= Beginning of Section =
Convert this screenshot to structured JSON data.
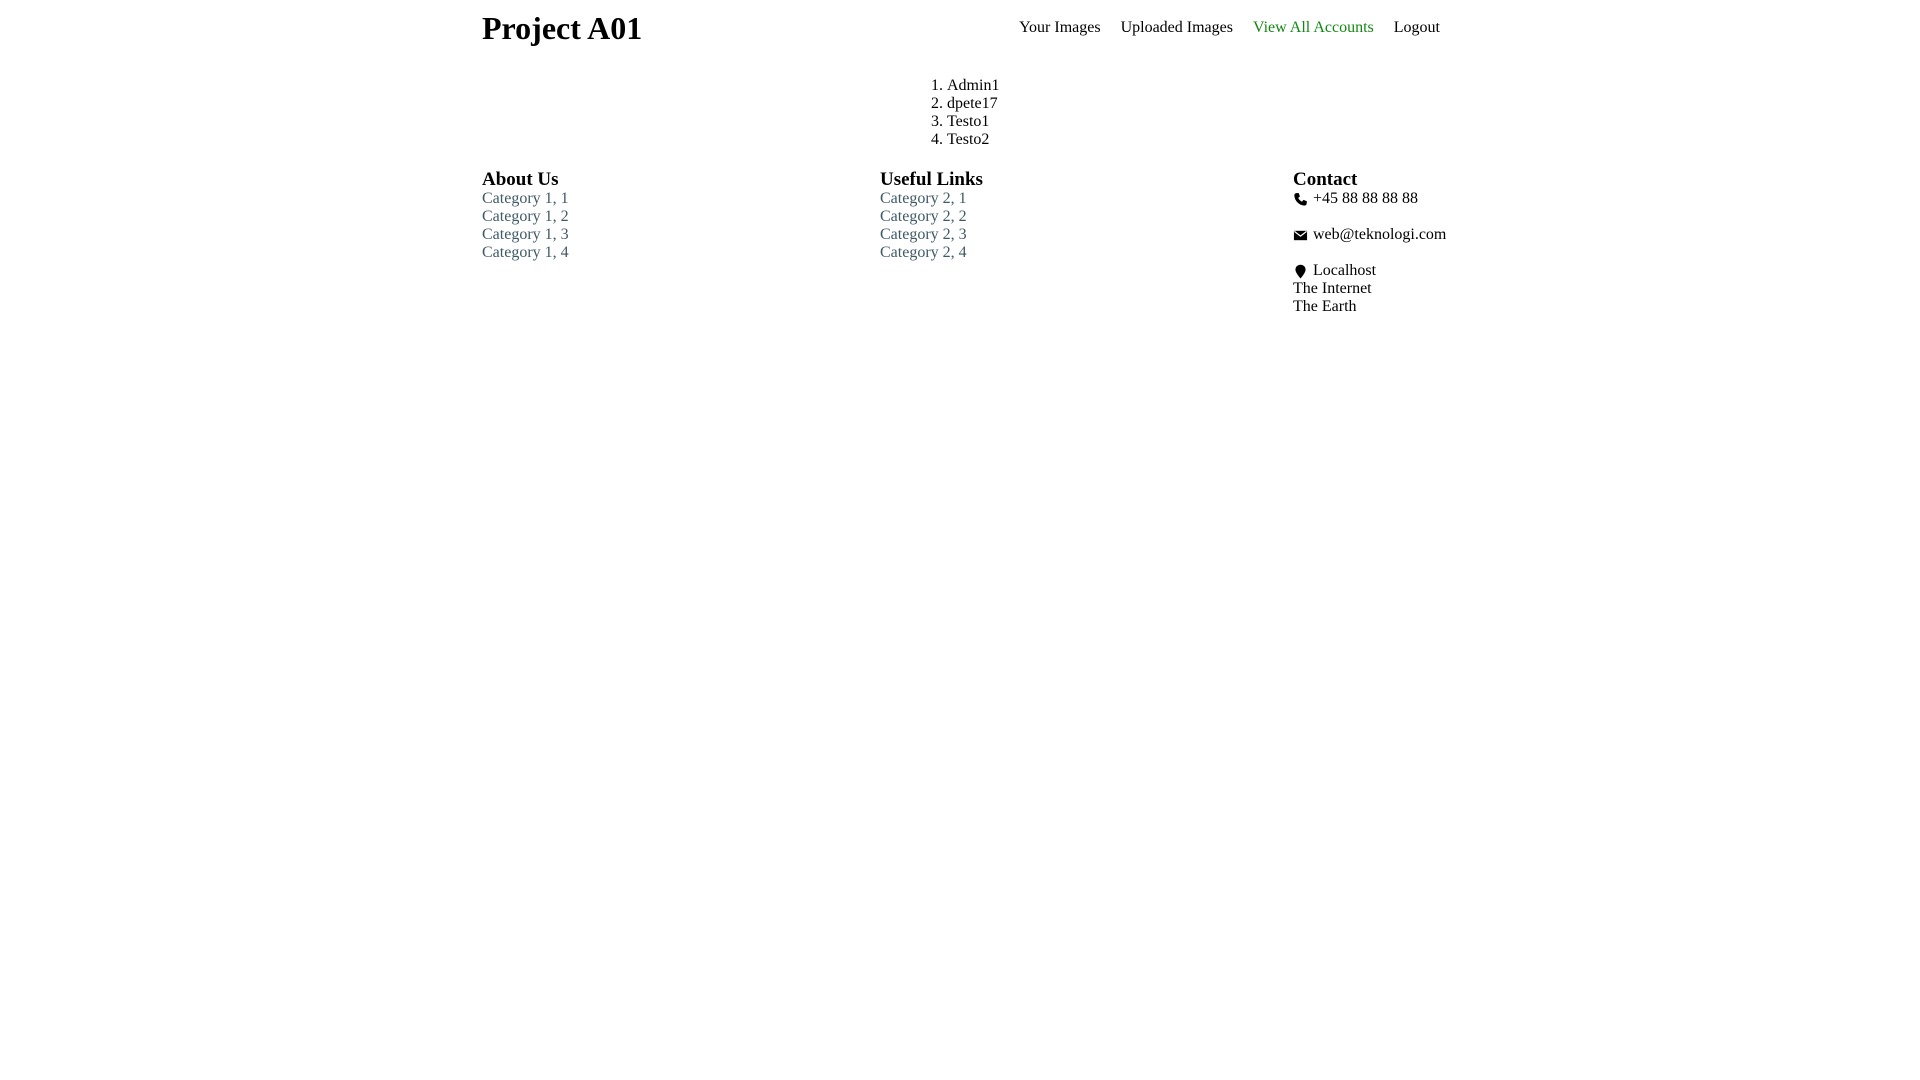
{
  "header": {
    "title": "Project A01",
    "nav": [
      {
        "label": "Your Images",
        "active": false
      },
      {
        "label": "Uploaded Images",
        "active": false
      },
      {
        "label": "View All Accounts",
        "active": true
      },
      {
        "label": "Logout",
        "active": false
      }
    ]
  },
  "accounts": {
    "items": [
      "Admin1",
      "dpete17",
      "Testo1",
      "Testo2"
    ]
  },
  "footer": {
    "about": {
      "heading": "About Us",
      "links": [
        "Category 1, 1",
        "Category 1, 2",
        "Category 1, 3",
        "Category 1, 4"
      ]
    },
    "useful": {
      "heading": "Useful Links",
      "links": [
        "Category 2, 1",
        "Category 2, 2",
        "Category 2, 3",
        "Category 2, 4"
      ]
    },
    "contact": {
      "heading": "Contact",
      "phone": "+45 88 88 88 88",
      "email": "web@teknologi.com",
      "address": [
        "Localhost",
        "The Internet",
        "The Earth"
      ],
      "icons": {
        "phone": "phone-icon",
        "email": "envelope-icon",
        "address": "map-marker-icon"
      }
    }
  },
  "colors": {
    "active_nav": "#138713",
    "footer_link": "#3f5a66",
    "text": "#000000",
    "background": "#ffffff"
  }
}
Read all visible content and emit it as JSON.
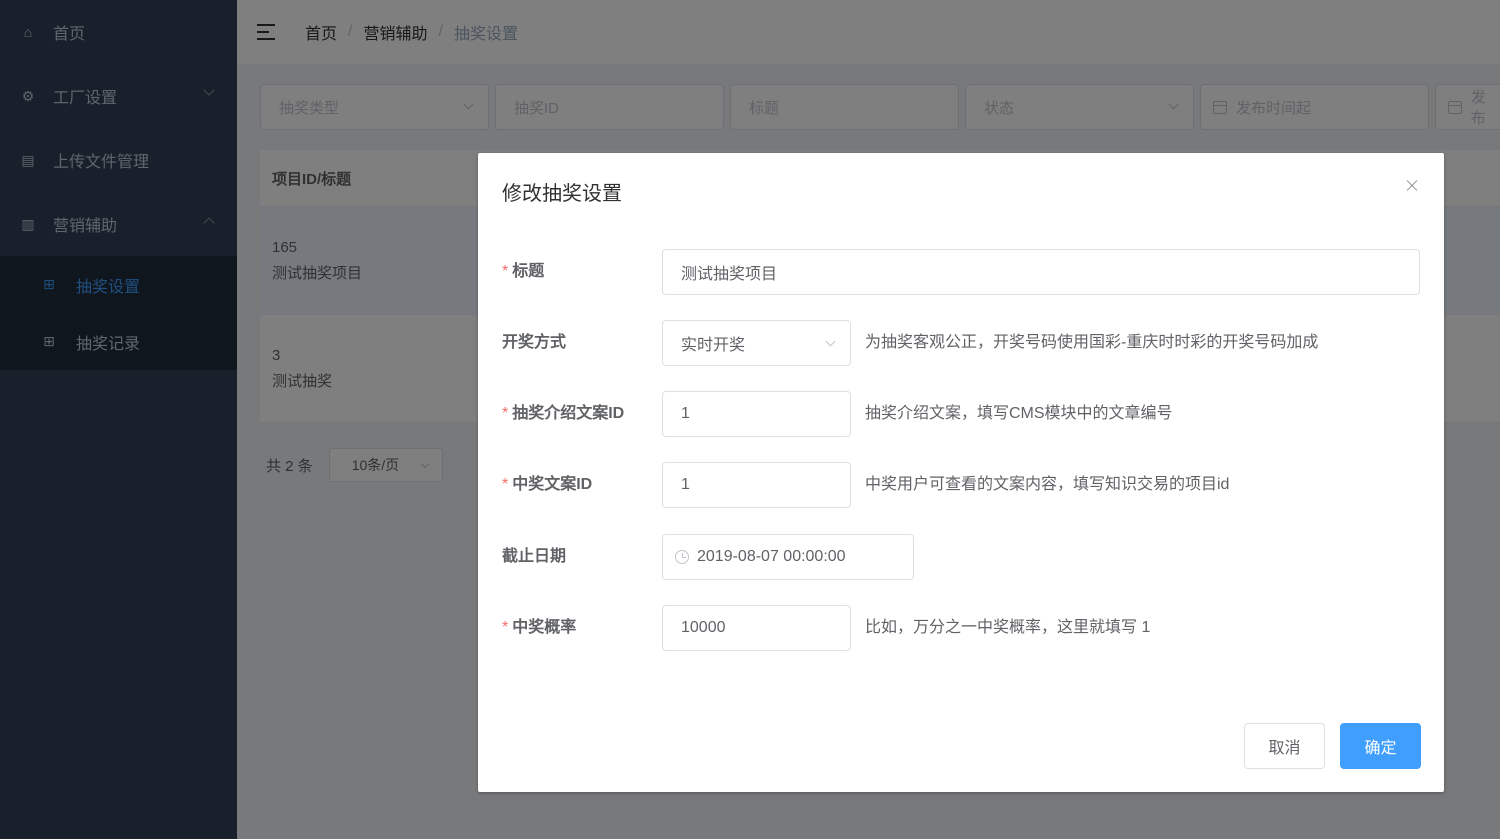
{
  "sidebar": {
    "items": [
      {
        "label": "首页",
        "icon": "home-icon"
      },
      {
        "label": "工厂设置",
        "icon": "gear-icon"
      },
      {
        "label": "上传文件管理",
        "icon": "document-icon"
      },
      {
        "label": "营销辅助",
        "icon": "chart-icon"
      }
    ],
    "subitems": [
      {
        "label": "抽奖设置",
        "icon": "gift-icon",
        "active": true
      },
      {
        "label": "抽奖记录",
        "icon": "gift-icon",
        "active": false
      }
    ]
  },
  "breadcrumb": {
    "items": [
      "首页",
      "营销辅助",
      "抽奖设置"
    ],
    "separator": "/"
  },
  "filters": {
    "lottery_type": "抽奖类型",
    "lottery_id": "抽奖ID",
    "title": "标题",
    "status": "状态",
    "publish_start": "发布时间起",
    "publish_end": "发布"
  },
  "table": {
    "header": "项目ID/标题",
    "rows": [
      {
        "id": "165",
        "title": "测试抽奖项目"
      },
      {
        "id": "3",
        "title": "测试抽奖"
      }
    ]
  },
  "pagination": {
    "total": "共 2 条",
    "page_size": "10条/页"
  },
  "dialog": {
    "title": "修改抽奖设置",
    "fields": {
      "title": {
        "label": "标题",
        "required": true,
        "value": "测试抽奖项目"
      },
      "draw_method": {
        "label": "开奖方式",
        "required": false,
        "value": "实时开奖",
        "hint": "为抽奖客观公正，开奖号码使用国彩-重庆时时彩的开奖号码加成"
      },
      "intro_doc_id": {
        "label": "抽奖介绍文案ID",
        "required": true,
        "value": "1",
        "hint": "抽奖介绍文案，填写CMS模块中的文章编号"
      },
      "win_doc_id": {
        "label": "中奖文案ID",
        "required": true,
        "value": "1",
        "hint": "中奖用户可查看的文案内容，填写知识交易的项目id"
      },
      "deadline": {
        "label": "截止日期",
        "required": false,
        "value": "2019-08-07 00:00:00"
      },
      "win_rate": {
        "label": "中奖概率",
        "required": true,
        "value": "10000",
        "hint": "比如，万分之一中奖概率，这里就填写 1"
      }
    },
    "cancel_label": "取消",
    "confirm_label": "确定"
  },
  "colors": {
    "sidebar_bg": "#304156",
    "submenu_bg": "#1f2d3d",
    "accent": "#409eff",
    "required": "#f56c6c"
  }
}
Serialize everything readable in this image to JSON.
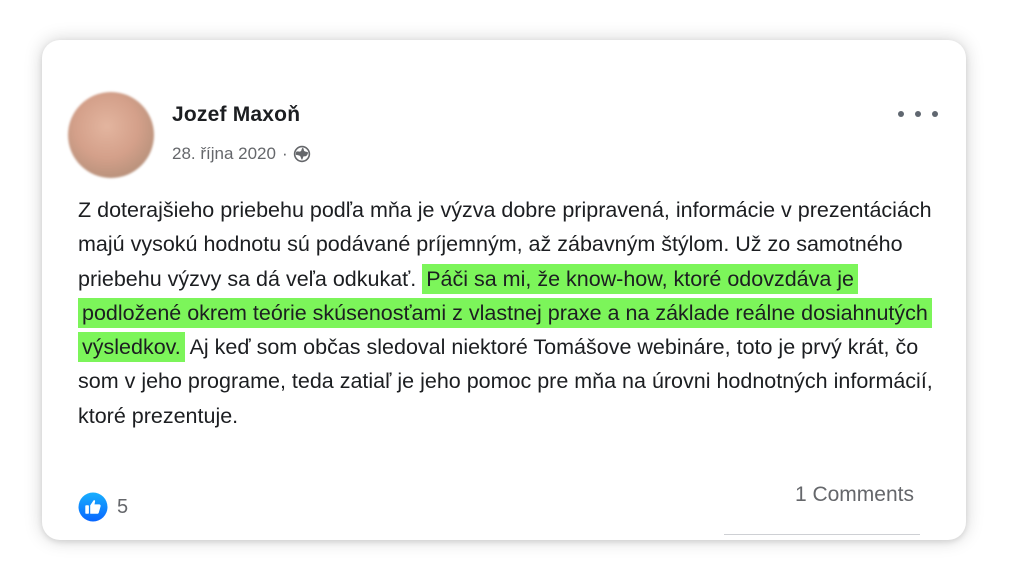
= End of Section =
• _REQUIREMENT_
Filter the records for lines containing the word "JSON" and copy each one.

• _PROBLEM SOLUTION_
Convert this screenshot to structured JSON data.
Read all visible content and emit it as JSON.
Serialize everything readable in this image to JSON.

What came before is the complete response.